“You can draw your own conclusion but I disagree,” Mr. Taylor responded.
“And Mr. Taylor had you, after Master Sergeant Doe’s death in 1991 made Jackson F Doe president, then your years of civil war wouldn’t have occurred, would they?” Ms. Hollis enquired further.
“I don’t know the basis of your conclusion, maybe from some expertise, but I disagree with your conclusion or your assumptions, or your speculations, I cannot comment on speculations. We have serious disagreements with that,” Mr. Taylor responded.
Prosecutors have been seeking to impeach Mr. Taylor’s credibility as a witness testifying in his own defense. In his cross-examination, prosecutors have not only questioned Mr. Taylor about events occurring in Sierra Leone, for which he stands charged before the Special Court for Sierra Leone, but they have sought to question him about his activities in Liberia in order to establish that the actions of rebel forces in Sierra Leone were consistent with those of the NPFL in Liberia. Prosecutors have also sought to establish that Mr. Taylor was not truthful on many issues that he discussed during his direct-examination. One of the issues covered today was to establish that Mr. Taylor was not truthful about his reasons for waging a war in Liberia. It will be for the judges to determine whether Mr. Taylor has been credible as a witness or not.
Also in court Thursday, lead prosecutor Ms. Hollis informed the court that she will need about 7-8 more days to conclude the cross-examination of Mr. Taylor.

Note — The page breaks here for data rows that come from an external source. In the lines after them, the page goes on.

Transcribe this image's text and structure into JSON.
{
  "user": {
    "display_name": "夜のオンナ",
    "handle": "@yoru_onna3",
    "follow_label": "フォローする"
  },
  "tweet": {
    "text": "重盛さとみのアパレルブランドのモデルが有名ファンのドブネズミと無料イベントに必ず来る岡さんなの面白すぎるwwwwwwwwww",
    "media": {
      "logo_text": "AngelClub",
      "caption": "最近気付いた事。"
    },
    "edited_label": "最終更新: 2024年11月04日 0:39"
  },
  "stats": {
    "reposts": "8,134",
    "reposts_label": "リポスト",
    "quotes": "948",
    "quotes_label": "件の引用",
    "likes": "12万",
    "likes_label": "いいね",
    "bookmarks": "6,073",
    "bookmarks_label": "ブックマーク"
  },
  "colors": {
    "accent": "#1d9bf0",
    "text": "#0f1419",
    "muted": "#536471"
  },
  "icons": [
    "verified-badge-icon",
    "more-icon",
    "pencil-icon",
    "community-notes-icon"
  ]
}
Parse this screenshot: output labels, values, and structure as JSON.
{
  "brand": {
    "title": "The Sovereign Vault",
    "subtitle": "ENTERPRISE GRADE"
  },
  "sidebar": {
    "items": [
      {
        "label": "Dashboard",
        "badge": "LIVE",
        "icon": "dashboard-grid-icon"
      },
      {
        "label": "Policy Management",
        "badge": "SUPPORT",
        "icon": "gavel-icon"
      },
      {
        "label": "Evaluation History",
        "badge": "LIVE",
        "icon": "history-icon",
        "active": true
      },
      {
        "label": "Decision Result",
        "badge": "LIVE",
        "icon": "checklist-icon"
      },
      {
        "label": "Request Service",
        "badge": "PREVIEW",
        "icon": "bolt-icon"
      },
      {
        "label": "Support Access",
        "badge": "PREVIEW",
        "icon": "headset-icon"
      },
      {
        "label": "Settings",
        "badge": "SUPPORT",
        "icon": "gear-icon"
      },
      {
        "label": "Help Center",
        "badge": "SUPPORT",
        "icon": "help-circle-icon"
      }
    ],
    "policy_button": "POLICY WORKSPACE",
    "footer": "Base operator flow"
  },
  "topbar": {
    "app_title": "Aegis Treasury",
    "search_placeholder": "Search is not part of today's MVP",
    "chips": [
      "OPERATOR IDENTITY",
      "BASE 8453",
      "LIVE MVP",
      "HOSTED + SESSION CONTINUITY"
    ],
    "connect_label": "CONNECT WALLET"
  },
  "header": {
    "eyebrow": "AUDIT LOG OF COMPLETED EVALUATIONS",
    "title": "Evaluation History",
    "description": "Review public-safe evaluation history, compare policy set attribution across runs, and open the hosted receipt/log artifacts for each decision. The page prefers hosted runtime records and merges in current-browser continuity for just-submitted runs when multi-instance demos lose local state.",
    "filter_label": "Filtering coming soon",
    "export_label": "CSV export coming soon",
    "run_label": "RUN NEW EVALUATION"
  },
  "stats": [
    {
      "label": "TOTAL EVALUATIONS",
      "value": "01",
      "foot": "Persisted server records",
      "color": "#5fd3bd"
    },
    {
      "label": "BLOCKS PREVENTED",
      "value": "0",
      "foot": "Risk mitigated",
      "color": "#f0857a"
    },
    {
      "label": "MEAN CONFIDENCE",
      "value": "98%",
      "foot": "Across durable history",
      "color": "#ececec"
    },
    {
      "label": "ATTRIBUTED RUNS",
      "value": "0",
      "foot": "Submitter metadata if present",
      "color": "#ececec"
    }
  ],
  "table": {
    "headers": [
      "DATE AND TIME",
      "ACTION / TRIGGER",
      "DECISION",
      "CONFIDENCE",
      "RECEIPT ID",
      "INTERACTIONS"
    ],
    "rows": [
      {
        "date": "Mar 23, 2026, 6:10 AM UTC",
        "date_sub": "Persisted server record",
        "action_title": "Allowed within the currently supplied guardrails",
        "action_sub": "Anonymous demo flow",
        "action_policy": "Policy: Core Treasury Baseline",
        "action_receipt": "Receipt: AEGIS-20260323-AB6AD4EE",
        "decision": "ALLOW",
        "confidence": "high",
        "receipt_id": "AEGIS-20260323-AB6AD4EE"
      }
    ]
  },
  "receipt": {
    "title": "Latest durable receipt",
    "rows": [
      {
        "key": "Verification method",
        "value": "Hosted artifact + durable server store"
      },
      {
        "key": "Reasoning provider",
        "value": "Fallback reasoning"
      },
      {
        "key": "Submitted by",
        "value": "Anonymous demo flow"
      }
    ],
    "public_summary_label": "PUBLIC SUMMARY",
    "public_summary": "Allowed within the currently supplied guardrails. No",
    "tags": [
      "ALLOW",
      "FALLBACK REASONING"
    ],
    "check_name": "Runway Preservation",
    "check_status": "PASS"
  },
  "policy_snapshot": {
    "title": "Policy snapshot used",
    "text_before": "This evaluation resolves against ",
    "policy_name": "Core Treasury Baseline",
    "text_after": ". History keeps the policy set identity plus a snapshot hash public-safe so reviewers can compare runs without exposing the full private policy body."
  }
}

Mr. Taylor is responding to charges that he was involved in a joint criminal enterprise with RUF rebels in Sierra Leone. Mr. Taylor has denied allegations that he supplied arms and ammunition to the rebels in return for Sierra Leone’s blood diamonds and that he helped them plan certain operations during which atrocities such as rape, murder and amputation of civilian arms were committed. From July 14 to November 10, 2009, Mr. Taylor testified in direct-examination as a witness in his own defense.
Mr. Taylor’s cross-examination continues on Monday.